▶ **What you have to do**: Write out every entry below exactly as it appears. Pictures do not belong in the copy.

(Data extracted from a collection)
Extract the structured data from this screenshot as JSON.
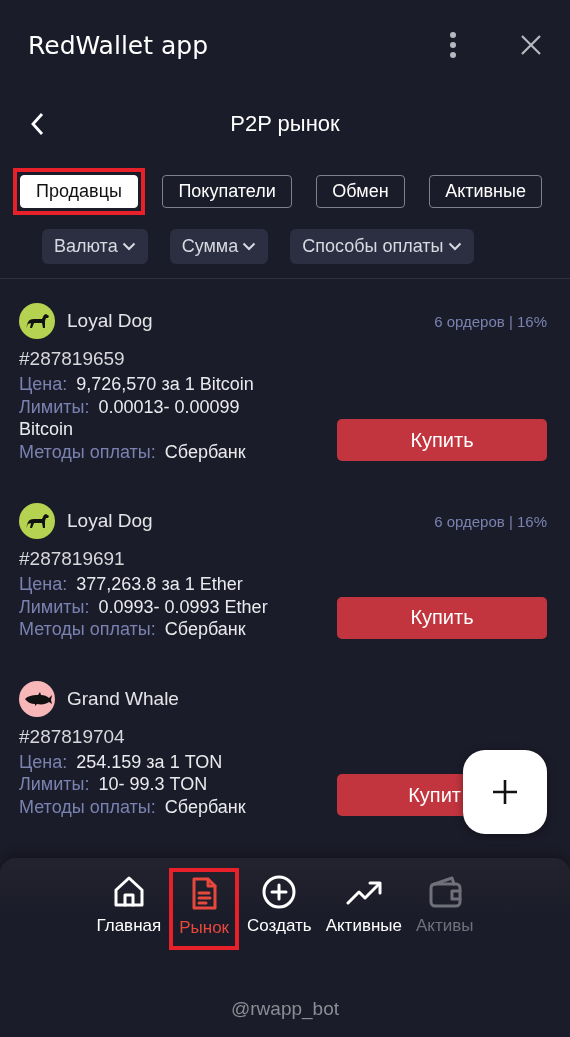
{
  "app": {
    "title": "RedWallet app"
  },
  "page": {
    "title": "P2P рынок"
  },
  "tabs": [
    {
      "label": "Продавцы",
      "selected": true,
      "highlighted": true
    },
    {
      "label": "Покупатели",
      "selected": false,
      "highlighted": false
    },
    {
      "label": "Обмен",
      "selected": false,
      "highlighted": false
    },
    {
      "label": "Активные",
      "selected": false,
      "highlighted": false
    }
  ],
  "filters": [
    {
      "label": "Валюта"
    },
    {
      "label": "Сумма"
    },
    {
      "label": "Способы оплаты"
    }
  ],
  "offers": [
    {
      "avatar": {
        "kind": "dog",
        "color": "#b5d350"
      },
      "name": "Loyal Dog",
      "stats": "6 ордеров | 16%",
      "id": "#287819659",
      "price_label": "Цена:",
      "price": "9,726,570 за 1 Bitcoin",
      "limits_label": "Лимиты:",
      "limits": "0.00013- 0.00099 Bitcoin",
      "methods_label": "Методы оплаты:",
      "methods": "Сбербанк",
      "button": "Купить"
    },
    {
      "avatar": {
        "kind": "dog",
        "color": "#b5d350"
      },
      "name": "Loyal Dog",
      "stats": "6 ордеров | 16%",
      "id": "#287819691",
      "price_label": "Цена:",
      "price": "377,263.8 за 1 Ether",
      "limits_label": "Лимиты:",
      "limits": "0.0993- 0.0993 Ether",
      "methods_label": "Методы оплаты:",
      "methods": "Сбербанк",
      "button": "Купить"
    },
    {
      "avatar": {
        "kind": "fish",
        "color": "#f7b6b8"
      },
      "name": "Grand Whale",
      "id": "#287819704",
      "price_label": "Цена:",
      "price": "254.159 за 1 TON",
      "limits_label": "Лимиты:",
      "limits": "10- 99.3 TON",
      "methods_label": "Методы оплаты:",
      "methods": "Сбербанк",
      "button": "Купит",
      "button_covered": true
    }
  ],
  "nav": [
    {
      "label": "Главная",
      "kind": "home",
      "selected": false,
      "disabled": false,
      "highlighted": false
    },
    {
      "label": "Рынок",
      "kind": "document",
      "selected": true,
      "disabled": false,
      "highlighted": true
    },
    {
      "label": "Создать",
      "kind": "create",
      "selected": false,
      "disabled": false,
      "highlighted": false
    },
    {
      "label": "Активные",
      "kind": "trend",
      "selected": false,
      "disabled": false,
      "highlighted": false
    },
    {
      "label": "Активы",
      "kind": "wallet",
      "selected": false,
      "disabled": true,
      "highlighted": false
    }
  ],
  "footer": "@rwapp_bot"
}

▶ **Answer below**:
Extract the structured data from this screenshot as JSON.
{
  "app": {
    "title": "RedWallet app"
  },
  "page": {
    "title": "P2P рынок"
  },
  "tabs": [
    {
      "label": "Продавцы",
      "selected": true,
      "highlighted": true
    },
    {
      "label": "Покупатели",
      "selected": false,
      "highlighted": false
    },
    {
      "label": "Обмен",
      "selected": false,
      "highlighted": false
    },
    {
      "label": "Активные",
      "selected": false,
      "highlighted": false
    }
  ],
  "filters": [
    {
      "label": "Валюта"
    },
    {
      "label": "Сумма"
    },
    {
      "label": "Способы оплаты"
    }
  ],
  "offers": [
    {
      "avatar": {
        "kind": "dog",
        "color": "#b5d350"
      },
      "name": "Loyal Dog",
      "stats": "6 ордеров | 16%",
      "id": "#287819659",
      "price_label": "Цена:",
      "price": "9,726,570 за 1 Bitcoin",
      "limits_label": "Лимиты:",
      "limits": "0.00013- 0.00099 Bitcoin",
      "methods_label": "Методы оплаты:",
      "methods": "Сбербанк",
      "button": "Купить"
    },
    {
      "avatar": {
        "kind": "dog",
        "color": "#b5d350"
      },
      "name": "Loyal Dog",
      "stats": "6 ордеров | 16%",
      "id": "#287819691",
      "price_label": "Цена:",
      "price": "377,263.8 за 1 Ether",
      "limits_label": "Лимиты:",
      "limits": "0.0993- 0.0993 Ether",
      "methods_label": "Методы оплаты:",
      "methods": "Сбербанк",
      "button": "Купить"
    },
    {
      "avatar": {
        "kind": "fish",
        "color": "#f7b6b8"
      },
      "name": "Grand Whale",
      "id": "#287819704",
      "price_label": "Цена:",
      "price": "254.159 за 1 TON",
      "limits_label": "Лимиты:",
      "limits": "10- 99.3 TON",
      "methods_label": "Методы оплаты:",
      "methods": "Сбербанк",
      "button": "Купит",
      "button_covered": true
    }
  ],
  "nav": [
    {
      "label": "Главная",
      "kind": "home",
      "selected": false,
      "disabled": false,
      "highlighted": false
    },
    {
      "label": "Рынок",
      "kind": "document",
      "selected": true,
      "disabled": false,
      "highlighted": true
    },
    {
      "label": "Создать",
      "kind": "create",
      "selected": false,
      "disabled": false,
      "highlighted": false
    },
    {
      "label": "Активные",
      "kind": "trend",
      "selected": false,
      "disabled": false,
      "highlighted": false
    },
    {
      "label": "Активы",
      "kind": "wallet",
      "selected": false,
      "disabled": true,
      "highlighted": false
    }
  ],
  "footer": "@rwapp_bot"
}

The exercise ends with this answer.